The CBS drama "CSI: Crime Scene Investigation" is one of the most successful and acclaimed police procedurals of the 21st century. Originally airing between 2000 and 2015, the show currently boasts an 81% audience score on Rotten Tomatoes and it won 6 Emmys during its original run (via the Television Academy).

"CSI" followed a team of crime-scene investigators as they solved complex cases, apprehended lawbreakers, and fought for justice. Combining character-driven drama with sophisticated procedural elements, the show found a winning formula — and one that the franchise has continued to replicate in its various spinoffs, novelizations, and video games.

The latest televised incarnation of the franchise, "CSI: Vegas," began airing in October 2021 and is giving fans a direct sequel to the original series. William Petersen and Jorja Fox reprise their roles as Gil Grissom and Sara Sidle, much to the delight of long-term fans. However, while many people want to see more "CSI: Vegas" down the line, some eagle-eyed viewers weren't impressed with a glaring mistake in one episode of the revival series.

Some fans think CSI: Vegas needs to double check its spelling

The fifth episode of "CSI: Vegas," titled "Let the Chips Fall," saw the team identify a questionable person named Gary Hayworth (Josh Bitton) as one of the suspects in the case of the week, which involved a cargo plane and a lot of dead bodies. Hayworth's rap sheet included everything from petty larceny to shoplifting, so you can understand why he was on their radar. That being said, the actual biggest crime on his record was bad spelling.

Reddit user u/Wickedlycleaver took to the site and shared a snap of Hayworth's criminal record, which included "identitiy theft" and "recieving stolen property." The Redditor also recommended that CBS should hire someone to perform spellchecking duties on "CSI: Vegas," causing other forum users to show their support for the cause.

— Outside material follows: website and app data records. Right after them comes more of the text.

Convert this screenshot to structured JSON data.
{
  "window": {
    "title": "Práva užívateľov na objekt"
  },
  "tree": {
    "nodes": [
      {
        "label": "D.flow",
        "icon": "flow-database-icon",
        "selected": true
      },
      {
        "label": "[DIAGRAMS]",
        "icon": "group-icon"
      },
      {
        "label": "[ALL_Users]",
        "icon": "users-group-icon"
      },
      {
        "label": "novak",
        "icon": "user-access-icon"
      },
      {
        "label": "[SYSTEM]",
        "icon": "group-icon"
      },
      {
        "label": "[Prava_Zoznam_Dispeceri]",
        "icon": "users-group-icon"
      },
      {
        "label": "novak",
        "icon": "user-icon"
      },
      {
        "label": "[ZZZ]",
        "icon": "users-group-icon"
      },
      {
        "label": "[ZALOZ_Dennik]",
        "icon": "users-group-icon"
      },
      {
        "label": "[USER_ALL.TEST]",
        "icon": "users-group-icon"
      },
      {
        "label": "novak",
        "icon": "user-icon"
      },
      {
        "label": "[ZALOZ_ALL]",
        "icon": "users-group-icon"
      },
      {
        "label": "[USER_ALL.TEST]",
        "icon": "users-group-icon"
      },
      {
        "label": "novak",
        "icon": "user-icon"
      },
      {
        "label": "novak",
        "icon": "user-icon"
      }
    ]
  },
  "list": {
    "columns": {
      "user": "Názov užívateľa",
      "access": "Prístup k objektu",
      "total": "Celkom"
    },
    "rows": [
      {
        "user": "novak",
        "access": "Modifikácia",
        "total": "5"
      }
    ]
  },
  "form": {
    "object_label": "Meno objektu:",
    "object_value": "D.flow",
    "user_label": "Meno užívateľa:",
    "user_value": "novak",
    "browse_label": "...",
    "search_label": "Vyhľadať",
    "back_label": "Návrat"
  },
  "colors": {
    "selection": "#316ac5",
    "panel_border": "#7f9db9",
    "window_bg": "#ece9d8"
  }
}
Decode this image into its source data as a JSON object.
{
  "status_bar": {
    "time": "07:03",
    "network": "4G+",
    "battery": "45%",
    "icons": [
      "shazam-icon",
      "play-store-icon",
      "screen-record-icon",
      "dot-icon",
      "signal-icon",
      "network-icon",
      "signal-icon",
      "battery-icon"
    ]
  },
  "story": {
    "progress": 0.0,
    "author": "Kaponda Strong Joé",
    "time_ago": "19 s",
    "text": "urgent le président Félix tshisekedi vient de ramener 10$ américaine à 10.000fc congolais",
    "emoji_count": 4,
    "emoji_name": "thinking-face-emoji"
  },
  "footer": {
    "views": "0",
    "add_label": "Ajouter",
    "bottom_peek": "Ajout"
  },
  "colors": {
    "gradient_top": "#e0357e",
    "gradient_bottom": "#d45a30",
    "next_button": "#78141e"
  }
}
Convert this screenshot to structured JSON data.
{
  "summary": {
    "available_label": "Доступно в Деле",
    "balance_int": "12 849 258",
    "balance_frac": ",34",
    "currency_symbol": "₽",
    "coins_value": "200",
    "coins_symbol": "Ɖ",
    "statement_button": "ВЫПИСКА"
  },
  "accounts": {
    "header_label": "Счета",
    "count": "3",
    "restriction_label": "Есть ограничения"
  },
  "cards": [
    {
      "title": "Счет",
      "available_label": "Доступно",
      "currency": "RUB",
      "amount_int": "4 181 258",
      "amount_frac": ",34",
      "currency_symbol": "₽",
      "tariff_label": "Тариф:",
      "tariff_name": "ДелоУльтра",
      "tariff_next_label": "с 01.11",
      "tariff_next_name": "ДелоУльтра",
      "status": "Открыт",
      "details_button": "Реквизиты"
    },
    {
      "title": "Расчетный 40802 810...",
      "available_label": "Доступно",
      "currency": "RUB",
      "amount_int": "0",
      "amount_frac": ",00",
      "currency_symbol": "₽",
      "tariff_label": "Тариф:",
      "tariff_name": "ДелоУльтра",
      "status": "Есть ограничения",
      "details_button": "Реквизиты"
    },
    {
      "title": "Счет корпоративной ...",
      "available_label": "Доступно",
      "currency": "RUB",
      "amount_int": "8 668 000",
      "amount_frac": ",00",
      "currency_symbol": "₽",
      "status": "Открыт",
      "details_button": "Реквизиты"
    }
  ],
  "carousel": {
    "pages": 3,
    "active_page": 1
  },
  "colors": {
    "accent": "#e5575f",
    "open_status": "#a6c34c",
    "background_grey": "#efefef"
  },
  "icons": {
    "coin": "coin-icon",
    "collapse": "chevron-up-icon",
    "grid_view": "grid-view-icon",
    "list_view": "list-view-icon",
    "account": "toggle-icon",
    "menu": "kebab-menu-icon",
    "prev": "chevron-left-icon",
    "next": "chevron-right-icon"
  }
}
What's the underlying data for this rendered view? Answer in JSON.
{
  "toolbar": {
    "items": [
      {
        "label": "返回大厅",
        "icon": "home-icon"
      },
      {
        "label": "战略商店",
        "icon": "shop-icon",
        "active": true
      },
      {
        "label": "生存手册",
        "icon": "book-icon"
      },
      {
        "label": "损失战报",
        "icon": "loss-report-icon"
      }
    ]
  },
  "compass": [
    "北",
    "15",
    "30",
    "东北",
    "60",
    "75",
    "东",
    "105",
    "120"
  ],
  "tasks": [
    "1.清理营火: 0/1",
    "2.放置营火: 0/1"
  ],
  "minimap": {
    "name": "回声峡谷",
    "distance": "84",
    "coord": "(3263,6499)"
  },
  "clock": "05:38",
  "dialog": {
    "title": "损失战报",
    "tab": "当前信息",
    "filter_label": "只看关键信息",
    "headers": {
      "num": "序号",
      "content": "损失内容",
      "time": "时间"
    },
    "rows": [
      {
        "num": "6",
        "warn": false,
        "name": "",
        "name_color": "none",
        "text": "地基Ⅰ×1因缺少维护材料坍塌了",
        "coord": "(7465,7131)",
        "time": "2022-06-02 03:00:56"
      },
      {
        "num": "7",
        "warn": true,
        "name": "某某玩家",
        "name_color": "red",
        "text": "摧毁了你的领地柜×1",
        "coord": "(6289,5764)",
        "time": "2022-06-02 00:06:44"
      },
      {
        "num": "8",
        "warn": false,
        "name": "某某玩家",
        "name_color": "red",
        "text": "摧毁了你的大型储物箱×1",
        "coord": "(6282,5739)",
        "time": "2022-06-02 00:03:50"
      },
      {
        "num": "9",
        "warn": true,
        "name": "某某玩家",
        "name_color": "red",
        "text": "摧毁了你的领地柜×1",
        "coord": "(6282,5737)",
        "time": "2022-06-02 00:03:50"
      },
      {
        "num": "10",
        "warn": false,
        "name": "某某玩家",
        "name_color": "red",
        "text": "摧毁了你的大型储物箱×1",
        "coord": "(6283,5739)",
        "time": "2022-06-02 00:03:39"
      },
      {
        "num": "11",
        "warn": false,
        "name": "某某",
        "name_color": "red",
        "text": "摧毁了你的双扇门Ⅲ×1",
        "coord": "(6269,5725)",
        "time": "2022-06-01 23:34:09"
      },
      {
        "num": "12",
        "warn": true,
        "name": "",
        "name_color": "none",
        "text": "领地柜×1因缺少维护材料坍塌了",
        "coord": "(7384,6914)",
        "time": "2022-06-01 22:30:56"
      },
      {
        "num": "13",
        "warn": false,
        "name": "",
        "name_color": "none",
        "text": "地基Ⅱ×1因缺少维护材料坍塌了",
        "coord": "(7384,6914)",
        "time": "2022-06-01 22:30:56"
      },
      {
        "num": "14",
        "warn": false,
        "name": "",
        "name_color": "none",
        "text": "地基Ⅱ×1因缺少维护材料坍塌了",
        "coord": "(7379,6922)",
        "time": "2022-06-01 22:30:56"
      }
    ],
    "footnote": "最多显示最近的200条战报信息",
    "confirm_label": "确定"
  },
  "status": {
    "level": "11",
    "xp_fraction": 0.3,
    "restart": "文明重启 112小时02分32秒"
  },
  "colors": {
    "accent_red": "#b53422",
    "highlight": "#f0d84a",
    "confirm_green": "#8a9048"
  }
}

It turns out that the original poster wasn't the only person to notice the mistake. "Lmao I noticed 'recieving' when I first watched the episode but 'identitiy' too?? I shouldn't even be surprised at this point, just deeply disappointed," wrote a user by the name of u/Astute_potato.

However, some people defended the error. A user called u/AutumunalSunshine — who presumably has experience working with law enforcement — claimed that the bad spelling is true to life. "I've got to be real with you; this is better than the spelling I used to see regularly in police reports," they wrote. "Don't get me started on their punctuation."